From Doug Kerr, Bardchord compiler.
THE BARDCHORD NEEDS YOU!, yes, you.
Songmakers, if you enjoy reading the Bardchord Newsletter then you need to support it by providing the stories. No stories, no Bardchord.
I received a couple of inquiries about the changes to the Bardchord. Here are some of the services that Flash Gordon used to provide as editor; recruiting story writers, writing stories, editing stories, reminding people of publication deadlines, laying out the content into a magazine style publication with logos, photos and graphics, distributing the Bardchord. We are grateful to Flash for his years of service to our club. Flash stepped down and no one responded to our attempts to recruit a replacement so those services are not currently being performed. What we have replaced it with is this opportunity for members to share their stories and ideas. You create the content, we distribute it to members on the 25th of each month. If any of you would like to see the Bardchord be more than it currently is, please contact one of the members of the Board of Directors and let them know that you want to be the new Bardchord editor.
The way to contribute a story is to go to the Songmakers website, http://songmakers.org/ . In the top right corner of our home page click on the button titled, “Members Only”. Your first time there you will have to create your user name and password and wait for verification of your club membership. Then you will be able to click on that same button and find a topic to which you can write a reply, or start a new topic of your own creation. Do not send your story by email. You must post it yourself to the website. On the 25th of each month the content that has been posted will be gathered into a single newsletter and sent to all members as The Bardchord.
Below is a partial list of ideas for content that you could create for the Bardchord.
1. My story, how I joined Songmakers
2. Once a year someone from each hoot/song circle could write a description of that hoot/song circle which could include, how many people typically attend, is there plenty of room or is it a crowded venue? availability of parking, pot luck meal included?, genres of music represented, is it like an open mic event or a participatory jam session?, is an RSVP requested?
3. sharing resources for learning new songs.
4. Club memory, stories about memorable Songmakers events or experiences.
5. Share you expertise: music theory, caring for your instrument, buying an instrument, building harmonies, reviews of brands of instruments or music paraphernalia.
6. Personal anecdotes regarding musical themes.
7. Suggestions for Bardchord story topics.
8. Was there a great sing-a-long at a hoot you attended? What was it?
9. My Musical Roots. Early influences, etc
10. Music Venues – Stores, organizations, open mic reviews, concert venue reviews
Hi Pat, in regards to your question, “Is there any method to reach…” . Yes, we don’t lack methods, we lack volunteers to do the work.
Hi Doug & other Songmakers:

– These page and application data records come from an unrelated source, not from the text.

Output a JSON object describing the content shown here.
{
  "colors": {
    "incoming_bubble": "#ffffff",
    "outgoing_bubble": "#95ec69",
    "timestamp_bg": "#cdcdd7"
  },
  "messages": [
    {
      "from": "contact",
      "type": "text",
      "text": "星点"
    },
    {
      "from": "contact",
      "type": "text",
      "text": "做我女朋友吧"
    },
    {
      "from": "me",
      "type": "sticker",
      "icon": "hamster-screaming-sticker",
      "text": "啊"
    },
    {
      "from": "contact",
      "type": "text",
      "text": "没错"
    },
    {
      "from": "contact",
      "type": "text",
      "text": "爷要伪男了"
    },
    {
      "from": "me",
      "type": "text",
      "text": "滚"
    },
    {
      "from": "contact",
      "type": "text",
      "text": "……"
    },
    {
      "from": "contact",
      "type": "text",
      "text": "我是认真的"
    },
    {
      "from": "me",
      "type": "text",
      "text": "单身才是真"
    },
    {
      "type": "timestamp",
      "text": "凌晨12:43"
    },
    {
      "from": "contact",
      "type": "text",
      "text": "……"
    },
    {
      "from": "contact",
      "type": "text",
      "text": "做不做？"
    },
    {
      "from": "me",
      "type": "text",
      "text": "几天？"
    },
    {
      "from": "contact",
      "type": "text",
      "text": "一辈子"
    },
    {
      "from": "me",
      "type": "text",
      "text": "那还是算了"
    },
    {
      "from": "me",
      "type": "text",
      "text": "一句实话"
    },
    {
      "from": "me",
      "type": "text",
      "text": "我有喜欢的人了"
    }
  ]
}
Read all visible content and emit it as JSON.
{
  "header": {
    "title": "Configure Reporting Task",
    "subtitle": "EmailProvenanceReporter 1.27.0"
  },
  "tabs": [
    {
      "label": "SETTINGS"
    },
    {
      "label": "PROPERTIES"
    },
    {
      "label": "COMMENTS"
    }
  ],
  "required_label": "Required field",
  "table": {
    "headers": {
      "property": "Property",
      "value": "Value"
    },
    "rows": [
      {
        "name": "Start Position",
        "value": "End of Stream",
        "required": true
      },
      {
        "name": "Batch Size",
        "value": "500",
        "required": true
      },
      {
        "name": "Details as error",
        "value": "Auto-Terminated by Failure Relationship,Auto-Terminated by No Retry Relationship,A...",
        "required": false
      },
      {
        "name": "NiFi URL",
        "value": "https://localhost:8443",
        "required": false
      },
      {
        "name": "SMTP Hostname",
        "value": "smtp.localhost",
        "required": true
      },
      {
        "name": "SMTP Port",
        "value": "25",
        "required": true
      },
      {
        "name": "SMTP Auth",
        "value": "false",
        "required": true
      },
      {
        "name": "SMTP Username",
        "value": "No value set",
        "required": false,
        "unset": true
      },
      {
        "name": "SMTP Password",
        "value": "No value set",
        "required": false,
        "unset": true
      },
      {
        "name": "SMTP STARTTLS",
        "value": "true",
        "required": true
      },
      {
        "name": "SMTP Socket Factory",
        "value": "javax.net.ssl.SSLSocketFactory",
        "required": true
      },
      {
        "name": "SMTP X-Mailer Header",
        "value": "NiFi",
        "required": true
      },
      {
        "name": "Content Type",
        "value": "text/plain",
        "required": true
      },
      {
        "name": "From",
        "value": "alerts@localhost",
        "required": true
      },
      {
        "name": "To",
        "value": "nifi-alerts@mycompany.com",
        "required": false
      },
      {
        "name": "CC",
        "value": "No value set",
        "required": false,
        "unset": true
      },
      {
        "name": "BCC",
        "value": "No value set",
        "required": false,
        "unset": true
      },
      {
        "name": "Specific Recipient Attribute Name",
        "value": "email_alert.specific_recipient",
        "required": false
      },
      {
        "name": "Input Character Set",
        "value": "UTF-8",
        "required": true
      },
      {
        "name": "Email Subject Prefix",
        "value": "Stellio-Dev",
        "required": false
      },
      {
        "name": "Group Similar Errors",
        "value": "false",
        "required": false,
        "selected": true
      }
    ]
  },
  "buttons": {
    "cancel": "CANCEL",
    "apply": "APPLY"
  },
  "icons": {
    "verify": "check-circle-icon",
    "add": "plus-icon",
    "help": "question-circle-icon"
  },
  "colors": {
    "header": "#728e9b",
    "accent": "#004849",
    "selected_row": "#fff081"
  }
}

I will miss the BardChord Newsletter as it was done in the past years but I think having an online blog/newsletter/bulletin board would be better than nothing. It helps us stay connected. I have an article I would like to post for Borchard Fireside Concerts (similar to the one I wrote up for Camarillo Cafe). Is this where I would post it? Are we still going to get a directory of members? With the directory, an online bulletin board and Facebook – as well as the E-Chord, we should all be able to stay aware of what’s going on in the club.
One issue I see as a problem, is with those members who are not computer literate or who just do not look on their computers regularly. Is there any method to reach them with Songmaker news?
I am in support of this online bulletin board as long as we keep it respectful and informative. Pat Cronin
Pat – it was determined that only 3 members did not have an email address. The Bard Chord forum that is emailed to the rest of the members is printed and mailed out to them by Sally Charette each month. (Thank you Sally and Doug) Total cost $2.10. The club is saving over $100/month now.
Yes you can post your article here. Directories will still be emailed out as they are now.
Due to privacy concerns, please do not share your access or info contained within with any non-members of Songmakers. Keep our members only sections members only. Musically, TJ Zeiler